- EXERCISE AIM -
The records below should be written out again, exactly.

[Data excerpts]

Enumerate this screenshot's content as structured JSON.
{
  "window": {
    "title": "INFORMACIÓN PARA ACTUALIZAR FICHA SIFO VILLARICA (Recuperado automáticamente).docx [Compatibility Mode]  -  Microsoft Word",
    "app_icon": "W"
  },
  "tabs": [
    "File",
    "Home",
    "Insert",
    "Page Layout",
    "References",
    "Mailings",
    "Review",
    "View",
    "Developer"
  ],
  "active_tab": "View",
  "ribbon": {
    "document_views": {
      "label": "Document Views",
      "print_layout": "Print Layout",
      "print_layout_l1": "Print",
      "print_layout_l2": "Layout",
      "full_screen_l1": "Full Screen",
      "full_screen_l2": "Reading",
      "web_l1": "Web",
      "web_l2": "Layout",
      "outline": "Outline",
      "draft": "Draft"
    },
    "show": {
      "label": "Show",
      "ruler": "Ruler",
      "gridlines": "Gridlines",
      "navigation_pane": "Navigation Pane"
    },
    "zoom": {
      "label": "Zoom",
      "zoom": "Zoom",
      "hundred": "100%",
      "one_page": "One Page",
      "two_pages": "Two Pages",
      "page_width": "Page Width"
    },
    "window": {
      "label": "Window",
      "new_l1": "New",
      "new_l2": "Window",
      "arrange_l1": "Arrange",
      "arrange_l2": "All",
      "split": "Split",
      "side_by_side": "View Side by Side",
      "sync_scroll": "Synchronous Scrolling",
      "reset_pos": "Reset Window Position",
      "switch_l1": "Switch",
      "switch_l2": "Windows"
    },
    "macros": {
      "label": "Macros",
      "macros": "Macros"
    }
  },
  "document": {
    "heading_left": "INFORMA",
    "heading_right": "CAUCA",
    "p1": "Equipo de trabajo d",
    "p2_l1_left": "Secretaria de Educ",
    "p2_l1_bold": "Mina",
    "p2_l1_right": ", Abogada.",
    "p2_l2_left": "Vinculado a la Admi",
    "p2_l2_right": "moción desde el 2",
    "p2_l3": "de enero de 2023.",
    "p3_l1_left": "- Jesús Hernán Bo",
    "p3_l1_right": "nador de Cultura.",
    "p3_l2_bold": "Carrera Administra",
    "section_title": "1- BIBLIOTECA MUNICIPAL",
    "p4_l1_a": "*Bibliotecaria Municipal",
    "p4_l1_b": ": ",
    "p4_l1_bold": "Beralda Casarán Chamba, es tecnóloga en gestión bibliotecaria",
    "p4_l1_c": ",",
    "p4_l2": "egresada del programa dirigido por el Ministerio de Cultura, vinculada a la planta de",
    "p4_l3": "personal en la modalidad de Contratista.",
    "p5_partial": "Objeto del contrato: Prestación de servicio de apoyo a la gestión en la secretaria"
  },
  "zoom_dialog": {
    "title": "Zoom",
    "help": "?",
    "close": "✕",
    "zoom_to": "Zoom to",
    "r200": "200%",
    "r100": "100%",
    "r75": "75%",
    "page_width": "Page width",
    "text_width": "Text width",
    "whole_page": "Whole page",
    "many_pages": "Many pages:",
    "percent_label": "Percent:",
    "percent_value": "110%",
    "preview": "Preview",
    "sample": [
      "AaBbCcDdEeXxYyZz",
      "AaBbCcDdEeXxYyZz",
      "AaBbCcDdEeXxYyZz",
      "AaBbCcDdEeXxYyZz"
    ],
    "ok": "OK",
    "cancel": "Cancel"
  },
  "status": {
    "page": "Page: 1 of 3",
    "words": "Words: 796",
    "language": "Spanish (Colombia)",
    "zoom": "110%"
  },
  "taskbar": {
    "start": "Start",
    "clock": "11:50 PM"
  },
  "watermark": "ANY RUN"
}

- ANSWER FOR THE TASK -
Enumerate this screenshot's content as structured JSON.
{
  "window": {
    "title": "INFORMACIÓN PARA ACTUALIZAR FICHA SIFO VILLARICA (Recuperado automáticamente).docx [Compatibility Mode]  -  Microsoft Word",
    "app_icon": "W"
  },
  "tabs": [
    "File",
    "Home",
    "Insert",
    "Page Layout",
    "References",
    "Mailings",
    "Review",
    "View",
    "Developer"
  ],
  "active_tab": "View",
  "ribbon": {
    "document_views": {
      "label": "Document Views",
      "print_layout": "Print Layout",
      "print_layout_l1": "Print",
      "print_layout_l2": "Layout",
      "full_screen_l1": "Full Screen",
      "full_screen_l2": "Reading",
      "web_l1": "Web",
      "web_l2": "Layout",
      "outline": "Outline",
      "draft": "Draft"
    },
    "show": {
      "label": "Show",
      "ruler": "Ruler",
      "gridlines": "Gridlines",
      "navigation_pane": "Navigation Pane"
    },
    "zoom": {
      "label": "Zoom",
      "zoom": "Zoom",
      "hundred": "100%",
      "one_page": "One Page",
      "two_pages": "Two Pages",
      "page_width": "Page Width"
    },
    "window": {
      "label": "Window",
      "new_l1": "New",
      "new_l2": "Window",
      "arrange_l1": "Arrange",
      "arrange_l2": "All",
      "split": "Split",
      "side_by_side": "View Side by Side",
      "sync_scroll": "Synchronous Scrolling",
      "reset_pos": "Reset Window Position",
      "switch_l1": "Switch",
      "switch_l2": "Windows"
    },
    "macros": {
      "label": "Macros",
      "macros": "Macros"
    }
  },
  "document": {
    "heading_left": "INFORMA",
    "heading_right": "CAUCA",
    "p1": "Equipo de trabajo d",
    "p2_l1_left": "Secretaria de Educ",
    "p2_l1_bold": "Mina",
    "p2_l1_right": ", Abogada.",
    "p2_l2_left": "Vinculado a la Admi",
    "p2_l2_right": "moción desde el 2",
    "p2_l3": "de enero de 2023.",
    "p3_l1_left": "- Jesús Hernán Bo",
    "p3_l1_right": "nador de Cultura.",
    "p3_l2_bold": "Carrera Administra",
    "section_title": "1- BIBLIOTECA MUNICIPAL",
    "p4_l1_a": "*Bibliotecaria Municipal",
    "p4_l1_b": ": ",
    "p4_l1_bold": "Beralda Casarán Chamba, es tecnóloga en gestión bibliotecaria",
    "p4_l1_c": ",",
    "p4_l2": "egresada del programa dirigido por el Ministerio de Cultura, vinculada a la planta de",
    "p4_l3": "personal en la modalidad de Contratista.",
    "p5_partial": "Objeto del contrato: Prestación de servicio de apoyo a la gestión en la secretaria"
  },
  "zoom_dialog": {
    "title": "Zoom",
    "help": "?",
    "close": "✕",
    "zoom_to": "Zoom to",
    "r200": "200%",
    "r100": "100%",
    "r75": "75%",
    "page_width": "Page width",
    "text_width": "Text width",
    "whole_page": "Whole page",
    "many_pages": "Many pages:",
    "percent_label": "Percent:",
    "percent_value": "110%",
    "preview": "Preview",
    "sample": [
      "AaBbCcDdEeXxYyZz",
      "AaBbCcDdEeXxYyZz",
      "AaBbCcDdEeXxYyZz",
      "AaBbCcDdEeXxYyZz"
    ],
    "ok": "OK",
    "cancel": "Cancel"
  },
  "status": {
    "page": "Page: 1 of 3",
    "words": "Words: 796",
    "language": "Spanish (Colombia)",
    "zoom": "110%"
  },
  "taskbar": {
    "start": "Start",
    "clock": "11:50 PM"
  },
  "watermark": "ANY RUN"
}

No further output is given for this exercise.